The global mining industry could soon benefit from an Aussie-made technology that provides new knowledge on orebodies and mineral systems.
Developed by CSIRO, the new advanced mineral analysis and logging technology – called HyLogger – uses the spectra of reflected light from mineral surfaces to interpret the mineralogy of the material.
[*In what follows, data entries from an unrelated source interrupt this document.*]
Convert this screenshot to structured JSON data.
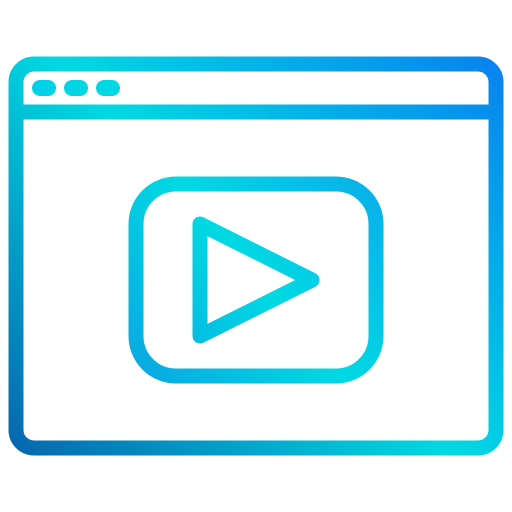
{
  "icon": {
    "name": "video-browser-window-icon",
    "parts": {
      "window": "browser-window-icon",
      "dots": "window-control-dots-icon",
      "player": "video-player-icon",
      "play": "play-icon"
    },
    "colors": {
      "gradient_cyan": "#00D9E3",
      "gradient_blue": "#0A74F0",
      "gradient_navy": "#0754A6",
      "background": "#FFFFFF"
    }
  }
}
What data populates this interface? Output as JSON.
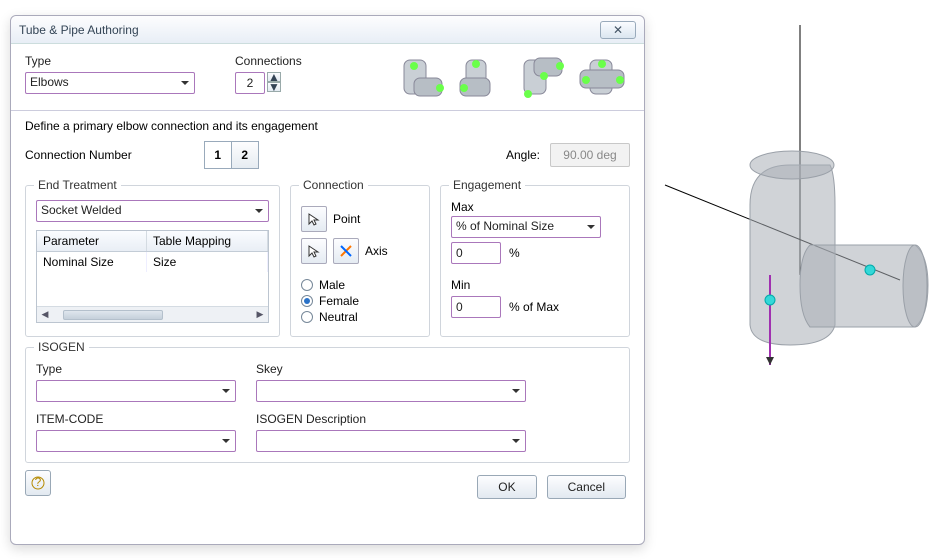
{
  "dialog": {
    "title": "Tube & Pipe Authoring",
    "type_label": "Type",
    "type_value": "Elbows",
    "connections_label": "Connections",
    "connections_value": "2",
    "instruction": "Define a primary elbow connection and its engagement",
    "conn_num_label": "Connection Number",
    "conn_buttons": [
      "1",
      "2"
    ],
    "angle_label": "Angle:",
    "angle_value": "90.00 deg"
  },
  "end_treatment": {
    "legend": "End Treatment",
    "value": "Socket Welded",
    "table": {
      "headers": [
        "Parameter",
        "Table Mapping"
      ],
      "row": [
        "Nominal Size",
        "Size"
      ]
    }
  },
  "connection": {
    "legend": "Connection",
    "point_label": "Point",
    "axis_label": "Axis",
    "gender": {
      "male": "Male",
      "female": "Female",
      "neutral": "Neutral",
      "selected": "female"
    }
  },
  "engagement": {
    "legend": "Engagement",
    "max_label": "Max",
    "max_type": "% of Nominal Size",
    "max_value": "0",
    "max_unit": "%",
    "min_label": "Min",
    "min_value": "0",
    "min_unit": "% of Max"
  },
  "isogen": {
    "legend": "ISOGEN",
    "type_label": "Type",
    "type_value": "",
    "skey_label": "Skey",
    "skey_value": "",
    "item_code_label": "ITEM-CODE",
    "item_code_value": "",
    "desc_label": "ISOGEN Description",
    "desc_value": ""
  },
  "buttons": {
    "ok": "OK",
    "cancel": "Cancel",
    "help_icon": "?"
  },
  "icons": {
    "close": "✕",
    "up": "▲",
    "down": "▼"
  }
}
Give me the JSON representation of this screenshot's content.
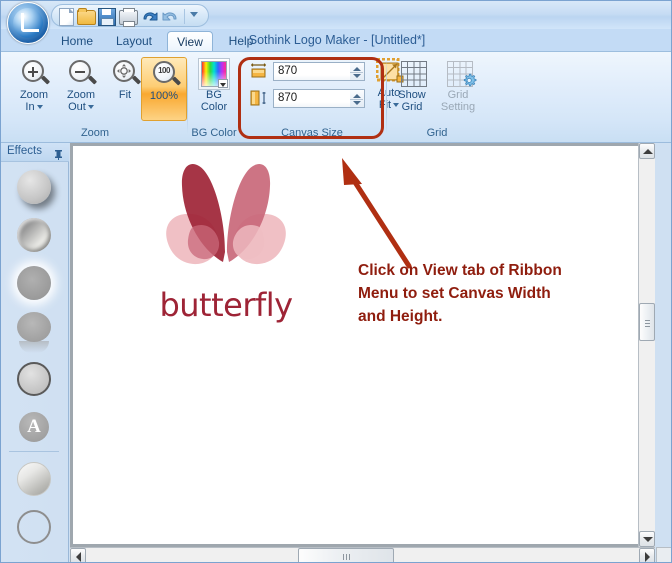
{
  "window": {
    "title": "Sothink Logo Maker - [Untitled*]"
  },
  "quick_access": {
    "buttons": [
      {
        "name": "new-icon",
        "label": "New"
      },
      {
        "name": "open-icon",
        "label": "Open"
      },
      {
        "name": "save-icon",
        "label": "Save"
      },
      {
        "name": "print-icon",
        "label": "Print"
      },
      {
        "name": "undo-icon",
        "label": "Undo"
      },
      {
        "name": "redo-icon",
        "label": "Redo"
      },
      {
        "name": "customize-qat-icon",
        "label": "Customize Quick Access Toolbar"
      }
    ]
  },
  "tabs": [
    {
      "label": "Home",
      "active": false
    },
    {
      "label": "Layout",
      "active": false
    },
    {
      "label": "View",
      "active": true
    },
    {
      "label": "Help",
      "active": false
    }
  ],
  "ribbon": {
    "groups": [
      {
        "label": "Zoom",
        "buttons": [
          {
            "label_line1": "Zoom",
            "label_line2": "In",
            "has_caret": true,
            "selected": false
          },
          {
            "label_line1": "Zoom",
            "label_line2": "Out",
            "has_caret": true,
            "selected": false
          },
          {
            "label_line1": "Fit",
            "label_line2": "",
            "has_caret": false,
            "selected": false
          },
          {
            "label_line1": "100%",
            "label_line2": "",
            "has_caret": false,
            "selected": true
          }
        ]
      },
      {
        "label": "BG Color",
        "buttons": [
          {
            "label_line1": "BG",
            "label_line2": "Color",
            "has_caret": false,
            "selected": false
          }
        ]
      },
      {
        "label": "Canvas Size",
        "width_value": "870",
        "height_value": "870",
        "autofit_line1": "Auto",
        "autofit_line2": "Fit",
        "autofit_has_caret": true,
        "highlighted": true
      },
      {
        "label": "Grid",
        "buttons": [
          {
            "label_line1": "Show",
            "label_line2": "Grid",
            "has_caret": false,
            "disabled": false
          },
          {
            "label_line1": "Grid",
            "label_line2": "Setting",
            "has_caret": false,
            "disabled": true
          }
        ]
      }
    ]
  },
  "effects_panel": {
    "title": "Effects",
    "pin_icon": "pin-icon",
    "items": [
      {
        "name": "effect-drop-shadow"
      },
      {
        "name": "effect-bevel"
      },
      {
        "name": "effect-glow"
      },
      {
        "name": "effect-reflection"
      },
      {
        "name": "effect-outline"
      },
      {
        "name": "effect-text-style"
      },
      {
        "name": "effect-gradient-fill"
      },
      {
        "name": "effect-no-fill"
      }
    ]
  },
  "canvas": {
    "logo_text": "butterfly",
    "logo_colors": {
      "dark_wing": "#9e2436",
      "mid_wing": "#c9687a",
      "light_wing": "#efbdc2",
      "text": "#9e2436"
    },
    "annotation": {
      "line1": "Click on View tab of Ribbon",
      "line2": "Menu to set Canvas Width",
      "line3": "and Height.",
      "color": "#8f1d0e",
      "arrow": "annotation-arrow"
    }
  },
  "scrollbars": {
    "vertical": {
      "up": "scroll-up-arrow",
      "down": "scroll-down-arrow",
      "thumb": "vertical-scroll-thumb"
    },
    "horizontal": {
      "left": "scroll-left-arrow",
      "right": "scroll-right-arrow",
      "thumb": "horizontal-scroll-thumb"
    }
  }
}
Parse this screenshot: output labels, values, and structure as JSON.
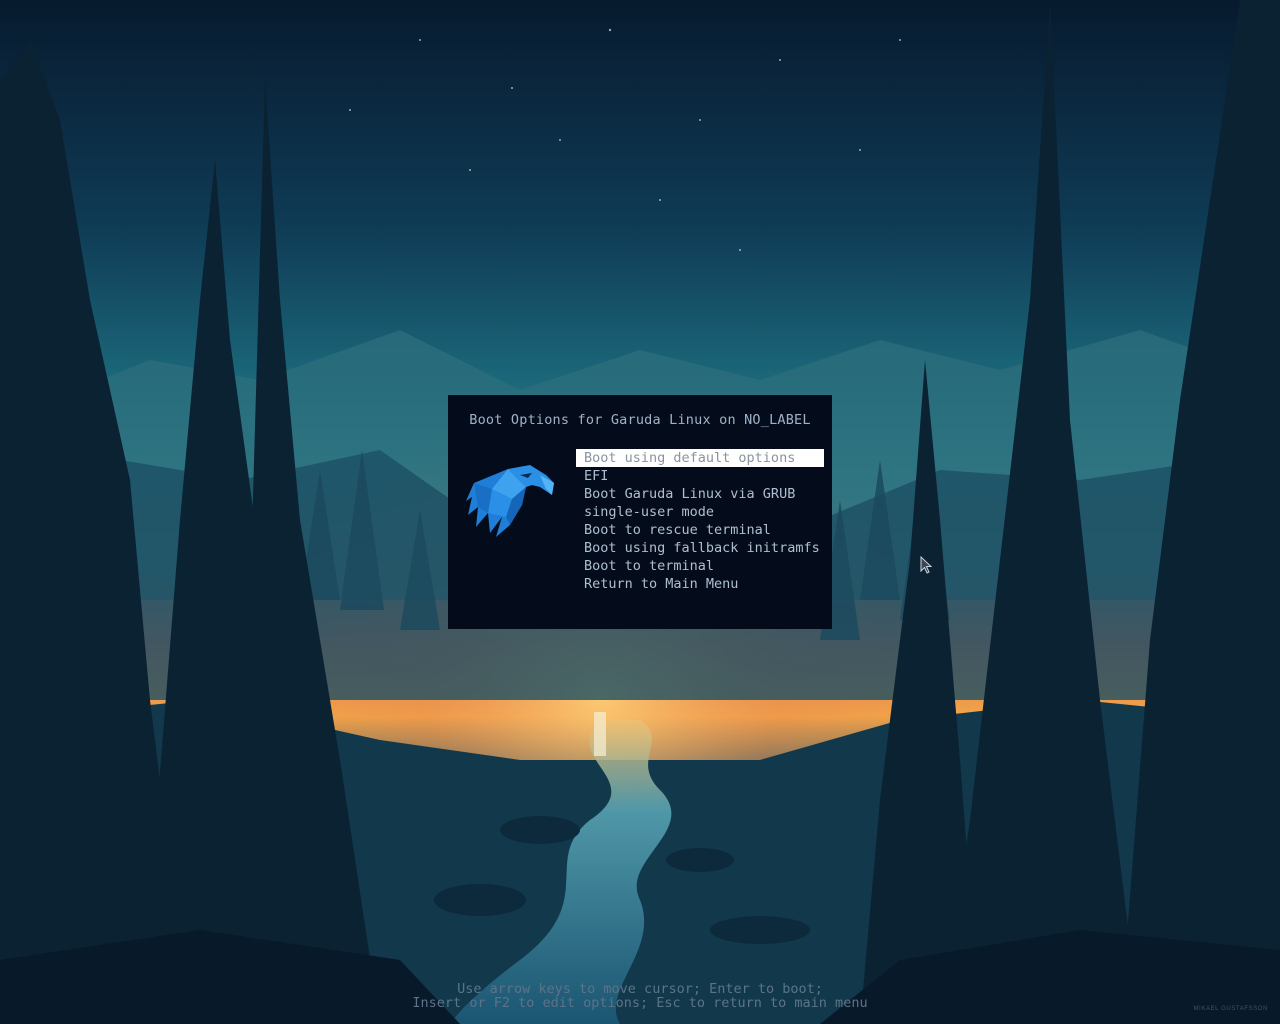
{
  "dialog": {
    "title": "Boot Options for Garuda Linux on NO_LABEL",
    "logo_icon": "garuda-eagle-icon",
    "menu_items": [
      {
        "label": "Boot using default options",
        "selected": true
      },
      {
        "label": "EFI",
        "selected": false
      },
      {
        "label": "Boot Garuda Linux via GRUB",
        "selected": false
      },
      {
        "label": "single-user mode",
        "selected": false
      },
      {
        "label": "Boot to rescue terminal",
        "selected": false
      },
      {
        "label": "Boot using fallback initramfs",
        "selected": false
      },
      {
        "label": "Boot to terminal",
        "selected": false
      },
      {
        "label": "Return to Main Menu",
        "selected": false
      }
    ]
  },
  "help": {
    "line1": "Use arrow keys to move cursor; Enter to boot;",
    "line2": "Insert or F2 to edit options; Esc to return to main menu"
  },
  "wallpaper": {
    "credit": "MIKAEL GUSTAFSSON"
  },
  "colors": {
    "dialog_bg": "#040c1b",
    "text": "#aebfd1",
    "selection_bg": "#ffffff",
    "help_text": "#5d7387",
    "eagle_blue": "#2a8fe6"
  }
}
Additionally, the technology provides near real time analysis so that costs and delays associated with laboratory analysis are greatly reduced.
CSIRO Research Director, Dr Rob Hough, said HyLogger is far more reliable for systematic mineral identification than visual techniques used in most drilling programs.
He said the technology has now been licensed to Australian mining, equipment, technology and services (METS) company Corescan, adding that its commercialisation will opened the way for the industry to truly take advantage of hyperspectral analysis of drill materials for exploration and mining.
“Through our partnership with the Australian state geological surveys, the National Virtual Core Library and AuScope, hyperspectral data is now routinely acquired at government core repositories and is generating new knowledge on mineral systems,” Dr Hough said.
“Transferring the technology and ongoing development to Corescan, an Australian SME, will enable CSIRO to focus on the application and integration of hyperspectral information with other data sets to support mineral exploration through cover and for rapid resource characterisation in deposits.”
Corescan Managing Director, Neil Goodey, said the company – which operates a network of hyperspectral mineralogy labs across Australia, South East Asia, Canada, USA, Mexico, Peru, Chile and Argentina – plans to integrate HyLogger into its existing suite of advanced hyperspectral imaging equipment.
He said the technology will give the company a broader range of solutions to accommodate different commodities and better meet customer requirements at different stages of the exploration and mining cycle.
“Corescan will also be offering support services to the existing HyLogger community and will leverage its global reach to bring the technology to new international markets,” Mr Goodey added.
“Corescan will be working closely with the Australian geological surveys and the National Virtual Core Library to continue on the great work that CSIRO has done in this area over the last decade.”
According to CSIRO, the Australian exploration industry spends approximately $600 million per year drilling holes to locate economic mineral resources.
The agency believes HyLogger could save the mining industry million of dollars by providing detailed knowledge of the mineralogy and alteration patterns associated with prospective mineral regions, which is crucial to guide exploration success and attract further international investment into Australia.
Image credit: www.csiro.au